■ Task details
Using the records below, filter for lines that contain the string "color" and copy them out.

■ Dataset excerpts
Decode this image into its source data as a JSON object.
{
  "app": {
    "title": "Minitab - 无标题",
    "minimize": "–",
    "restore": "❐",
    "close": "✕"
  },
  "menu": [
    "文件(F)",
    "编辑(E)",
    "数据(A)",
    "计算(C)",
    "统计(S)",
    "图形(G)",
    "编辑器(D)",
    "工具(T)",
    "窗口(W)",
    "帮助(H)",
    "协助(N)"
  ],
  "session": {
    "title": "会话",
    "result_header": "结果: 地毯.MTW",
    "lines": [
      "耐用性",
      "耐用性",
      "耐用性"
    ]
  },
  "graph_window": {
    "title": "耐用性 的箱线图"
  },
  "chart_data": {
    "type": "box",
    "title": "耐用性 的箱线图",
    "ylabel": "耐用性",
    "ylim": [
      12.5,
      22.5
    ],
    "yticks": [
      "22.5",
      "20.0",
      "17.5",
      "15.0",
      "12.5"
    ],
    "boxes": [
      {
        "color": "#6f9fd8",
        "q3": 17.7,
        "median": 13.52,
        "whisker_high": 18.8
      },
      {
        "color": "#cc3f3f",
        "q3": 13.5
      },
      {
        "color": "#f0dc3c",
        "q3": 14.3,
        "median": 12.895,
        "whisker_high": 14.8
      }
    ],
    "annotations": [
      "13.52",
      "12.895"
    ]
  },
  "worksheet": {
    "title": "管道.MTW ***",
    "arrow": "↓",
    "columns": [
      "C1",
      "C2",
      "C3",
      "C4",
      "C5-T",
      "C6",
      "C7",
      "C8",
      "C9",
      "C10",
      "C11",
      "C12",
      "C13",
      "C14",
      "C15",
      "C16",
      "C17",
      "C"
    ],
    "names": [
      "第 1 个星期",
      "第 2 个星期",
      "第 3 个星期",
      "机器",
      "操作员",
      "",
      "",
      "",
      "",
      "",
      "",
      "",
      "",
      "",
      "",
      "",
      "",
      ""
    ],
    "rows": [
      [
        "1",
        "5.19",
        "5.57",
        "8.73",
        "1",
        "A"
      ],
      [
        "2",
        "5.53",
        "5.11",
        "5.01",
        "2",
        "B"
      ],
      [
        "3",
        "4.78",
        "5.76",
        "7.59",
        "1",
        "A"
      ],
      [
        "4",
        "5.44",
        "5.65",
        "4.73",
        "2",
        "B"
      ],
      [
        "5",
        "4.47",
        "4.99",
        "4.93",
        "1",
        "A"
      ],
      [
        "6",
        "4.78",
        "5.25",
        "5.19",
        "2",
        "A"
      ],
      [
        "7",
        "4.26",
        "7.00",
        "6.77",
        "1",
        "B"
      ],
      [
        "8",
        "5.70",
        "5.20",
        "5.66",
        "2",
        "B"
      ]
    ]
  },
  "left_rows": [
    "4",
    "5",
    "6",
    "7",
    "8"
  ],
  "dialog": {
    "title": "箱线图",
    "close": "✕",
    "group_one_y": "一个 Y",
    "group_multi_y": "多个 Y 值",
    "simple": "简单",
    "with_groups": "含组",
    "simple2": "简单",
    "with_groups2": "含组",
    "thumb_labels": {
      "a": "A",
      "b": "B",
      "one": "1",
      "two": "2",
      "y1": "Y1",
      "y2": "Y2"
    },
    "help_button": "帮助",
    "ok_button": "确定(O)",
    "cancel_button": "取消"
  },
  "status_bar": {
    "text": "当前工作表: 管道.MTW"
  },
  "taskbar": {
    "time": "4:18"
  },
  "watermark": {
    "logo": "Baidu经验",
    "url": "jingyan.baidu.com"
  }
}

■ Task output
        "color": "#6f9fd8",
        "color": "#cc3f3f",
        "color": "#f0dc3c",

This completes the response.